((

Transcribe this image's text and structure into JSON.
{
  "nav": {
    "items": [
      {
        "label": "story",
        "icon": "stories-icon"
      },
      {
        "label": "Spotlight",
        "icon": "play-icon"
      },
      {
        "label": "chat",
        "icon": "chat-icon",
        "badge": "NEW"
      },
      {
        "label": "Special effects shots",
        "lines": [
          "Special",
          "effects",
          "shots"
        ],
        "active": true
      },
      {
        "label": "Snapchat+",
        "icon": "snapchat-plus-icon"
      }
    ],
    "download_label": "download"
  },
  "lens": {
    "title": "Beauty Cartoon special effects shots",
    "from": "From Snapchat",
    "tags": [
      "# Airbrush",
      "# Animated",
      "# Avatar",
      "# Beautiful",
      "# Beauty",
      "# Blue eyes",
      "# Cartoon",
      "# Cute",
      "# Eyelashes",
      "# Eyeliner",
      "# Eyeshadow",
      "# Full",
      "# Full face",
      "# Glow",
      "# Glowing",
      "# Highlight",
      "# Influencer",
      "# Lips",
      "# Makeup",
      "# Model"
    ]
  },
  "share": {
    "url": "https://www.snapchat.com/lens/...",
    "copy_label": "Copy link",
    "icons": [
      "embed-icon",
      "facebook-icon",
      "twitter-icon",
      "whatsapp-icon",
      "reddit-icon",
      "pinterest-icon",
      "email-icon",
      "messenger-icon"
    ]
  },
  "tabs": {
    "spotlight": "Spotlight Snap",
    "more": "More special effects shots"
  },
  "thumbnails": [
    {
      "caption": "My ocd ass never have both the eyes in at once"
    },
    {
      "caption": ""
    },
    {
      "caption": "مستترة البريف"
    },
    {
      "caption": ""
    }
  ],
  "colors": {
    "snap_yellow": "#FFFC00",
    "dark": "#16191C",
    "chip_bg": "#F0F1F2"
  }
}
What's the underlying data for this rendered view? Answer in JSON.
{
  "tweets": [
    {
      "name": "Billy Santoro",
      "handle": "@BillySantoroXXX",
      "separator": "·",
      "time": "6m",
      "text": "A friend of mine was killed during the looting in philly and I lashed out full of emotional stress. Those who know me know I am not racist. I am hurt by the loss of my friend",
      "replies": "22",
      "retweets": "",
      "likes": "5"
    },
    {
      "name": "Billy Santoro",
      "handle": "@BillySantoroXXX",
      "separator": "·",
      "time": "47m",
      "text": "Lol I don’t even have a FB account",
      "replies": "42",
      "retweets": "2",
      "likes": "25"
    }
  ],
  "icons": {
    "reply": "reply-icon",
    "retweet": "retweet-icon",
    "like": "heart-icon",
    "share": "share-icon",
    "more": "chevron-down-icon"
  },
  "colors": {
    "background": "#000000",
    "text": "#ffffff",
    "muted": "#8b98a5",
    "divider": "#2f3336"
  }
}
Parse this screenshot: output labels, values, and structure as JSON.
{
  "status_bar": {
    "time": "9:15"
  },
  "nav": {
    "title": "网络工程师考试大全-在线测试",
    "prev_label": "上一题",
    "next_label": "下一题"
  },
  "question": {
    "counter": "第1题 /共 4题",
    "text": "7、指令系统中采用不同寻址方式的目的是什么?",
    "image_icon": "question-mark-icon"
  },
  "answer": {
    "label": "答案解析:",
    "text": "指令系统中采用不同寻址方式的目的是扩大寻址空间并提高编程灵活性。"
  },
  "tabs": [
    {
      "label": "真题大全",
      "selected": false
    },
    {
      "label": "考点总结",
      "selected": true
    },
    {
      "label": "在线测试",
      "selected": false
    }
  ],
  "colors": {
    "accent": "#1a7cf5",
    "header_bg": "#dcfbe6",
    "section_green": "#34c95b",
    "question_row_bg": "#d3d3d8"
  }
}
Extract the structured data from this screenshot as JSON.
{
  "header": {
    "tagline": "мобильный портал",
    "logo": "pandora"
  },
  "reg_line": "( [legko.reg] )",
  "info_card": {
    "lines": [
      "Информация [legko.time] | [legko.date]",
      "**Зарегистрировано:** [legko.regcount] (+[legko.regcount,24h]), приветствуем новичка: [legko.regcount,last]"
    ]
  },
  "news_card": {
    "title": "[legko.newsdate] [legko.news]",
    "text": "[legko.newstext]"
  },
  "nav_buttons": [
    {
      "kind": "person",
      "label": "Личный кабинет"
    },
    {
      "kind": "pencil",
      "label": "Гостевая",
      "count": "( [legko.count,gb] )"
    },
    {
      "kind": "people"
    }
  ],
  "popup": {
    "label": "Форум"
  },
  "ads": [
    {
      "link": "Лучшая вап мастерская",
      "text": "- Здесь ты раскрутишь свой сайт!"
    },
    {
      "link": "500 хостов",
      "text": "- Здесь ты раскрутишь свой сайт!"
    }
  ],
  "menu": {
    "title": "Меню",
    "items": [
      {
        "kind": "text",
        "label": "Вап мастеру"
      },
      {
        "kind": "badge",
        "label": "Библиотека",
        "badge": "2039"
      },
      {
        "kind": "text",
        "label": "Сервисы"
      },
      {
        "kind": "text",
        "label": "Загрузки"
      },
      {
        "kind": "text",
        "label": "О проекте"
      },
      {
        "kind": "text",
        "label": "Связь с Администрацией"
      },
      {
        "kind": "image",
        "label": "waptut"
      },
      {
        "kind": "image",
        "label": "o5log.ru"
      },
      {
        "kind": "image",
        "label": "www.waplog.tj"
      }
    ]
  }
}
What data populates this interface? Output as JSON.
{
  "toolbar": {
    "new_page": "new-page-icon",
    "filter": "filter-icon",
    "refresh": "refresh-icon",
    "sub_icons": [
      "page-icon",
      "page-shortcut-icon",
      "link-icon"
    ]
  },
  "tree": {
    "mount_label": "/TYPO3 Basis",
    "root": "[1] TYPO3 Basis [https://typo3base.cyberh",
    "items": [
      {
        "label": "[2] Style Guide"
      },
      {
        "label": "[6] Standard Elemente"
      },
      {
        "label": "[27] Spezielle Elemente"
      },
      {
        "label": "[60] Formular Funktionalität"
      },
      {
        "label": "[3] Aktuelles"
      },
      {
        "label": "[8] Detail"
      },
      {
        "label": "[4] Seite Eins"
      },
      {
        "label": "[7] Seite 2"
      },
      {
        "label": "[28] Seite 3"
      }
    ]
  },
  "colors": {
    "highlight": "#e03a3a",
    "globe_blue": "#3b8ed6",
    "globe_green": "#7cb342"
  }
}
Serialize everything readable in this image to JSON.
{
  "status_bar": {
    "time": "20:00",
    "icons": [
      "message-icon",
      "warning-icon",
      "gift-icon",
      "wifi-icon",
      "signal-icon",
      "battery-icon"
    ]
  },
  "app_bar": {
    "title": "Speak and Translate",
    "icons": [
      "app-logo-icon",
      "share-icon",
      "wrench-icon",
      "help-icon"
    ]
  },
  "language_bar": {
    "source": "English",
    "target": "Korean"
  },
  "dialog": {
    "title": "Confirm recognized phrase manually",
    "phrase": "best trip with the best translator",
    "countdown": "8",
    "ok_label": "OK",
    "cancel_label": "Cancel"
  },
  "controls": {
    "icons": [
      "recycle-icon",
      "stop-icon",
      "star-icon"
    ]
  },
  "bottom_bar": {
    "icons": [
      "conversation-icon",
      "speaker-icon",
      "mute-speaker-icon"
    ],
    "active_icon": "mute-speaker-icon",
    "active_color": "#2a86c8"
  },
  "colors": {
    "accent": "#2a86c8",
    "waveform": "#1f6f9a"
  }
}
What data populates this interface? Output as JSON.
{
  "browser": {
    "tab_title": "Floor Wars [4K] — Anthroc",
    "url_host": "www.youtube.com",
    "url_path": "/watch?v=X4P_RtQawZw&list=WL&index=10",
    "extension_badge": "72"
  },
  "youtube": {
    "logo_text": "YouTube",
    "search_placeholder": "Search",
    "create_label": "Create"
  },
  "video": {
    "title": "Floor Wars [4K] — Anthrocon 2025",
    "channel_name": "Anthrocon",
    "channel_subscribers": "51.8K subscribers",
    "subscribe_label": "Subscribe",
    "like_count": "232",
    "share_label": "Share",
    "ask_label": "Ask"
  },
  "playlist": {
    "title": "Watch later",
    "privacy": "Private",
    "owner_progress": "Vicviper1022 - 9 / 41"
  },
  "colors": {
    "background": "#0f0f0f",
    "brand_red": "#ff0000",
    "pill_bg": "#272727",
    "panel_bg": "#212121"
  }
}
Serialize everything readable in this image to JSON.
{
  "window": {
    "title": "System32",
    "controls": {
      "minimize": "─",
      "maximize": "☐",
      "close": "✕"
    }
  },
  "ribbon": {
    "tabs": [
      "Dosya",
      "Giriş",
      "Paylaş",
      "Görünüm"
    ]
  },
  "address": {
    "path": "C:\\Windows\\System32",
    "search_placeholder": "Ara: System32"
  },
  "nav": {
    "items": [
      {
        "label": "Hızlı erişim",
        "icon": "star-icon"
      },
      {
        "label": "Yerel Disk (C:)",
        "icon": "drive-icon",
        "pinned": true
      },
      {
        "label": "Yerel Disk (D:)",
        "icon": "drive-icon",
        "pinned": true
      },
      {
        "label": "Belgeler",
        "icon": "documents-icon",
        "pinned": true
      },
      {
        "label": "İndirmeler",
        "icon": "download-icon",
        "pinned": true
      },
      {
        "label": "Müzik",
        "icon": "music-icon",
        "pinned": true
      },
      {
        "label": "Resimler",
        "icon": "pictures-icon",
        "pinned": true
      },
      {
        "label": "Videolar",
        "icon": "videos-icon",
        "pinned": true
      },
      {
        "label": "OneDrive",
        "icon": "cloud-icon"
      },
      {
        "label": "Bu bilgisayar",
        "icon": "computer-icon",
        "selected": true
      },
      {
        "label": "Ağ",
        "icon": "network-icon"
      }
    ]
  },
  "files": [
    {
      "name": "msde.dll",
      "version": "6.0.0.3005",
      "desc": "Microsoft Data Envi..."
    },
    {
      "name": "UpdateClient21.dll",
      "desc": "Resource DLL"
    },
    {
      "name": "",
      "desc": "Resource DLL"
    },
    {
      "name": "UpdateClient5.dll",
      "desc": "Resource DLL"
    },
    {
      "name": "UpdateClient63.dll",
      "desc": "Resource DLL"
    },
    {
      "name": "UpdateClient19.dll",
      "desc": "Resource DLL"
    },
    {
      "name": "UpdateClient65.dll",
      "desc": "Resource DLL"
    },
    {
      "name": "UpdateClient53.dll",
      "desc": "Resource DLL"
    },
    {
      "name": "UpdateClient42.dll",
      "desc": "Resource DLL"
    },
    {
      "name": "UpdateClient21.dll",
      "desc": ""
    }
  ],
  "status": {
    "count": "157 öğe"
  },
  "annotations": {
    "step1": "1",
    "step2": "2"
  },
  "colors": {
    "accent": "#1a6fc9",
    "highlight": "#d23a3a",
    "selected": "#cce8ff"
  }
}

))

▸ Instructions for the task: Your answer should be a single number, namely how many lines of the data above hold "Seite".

▸ Expected output: 3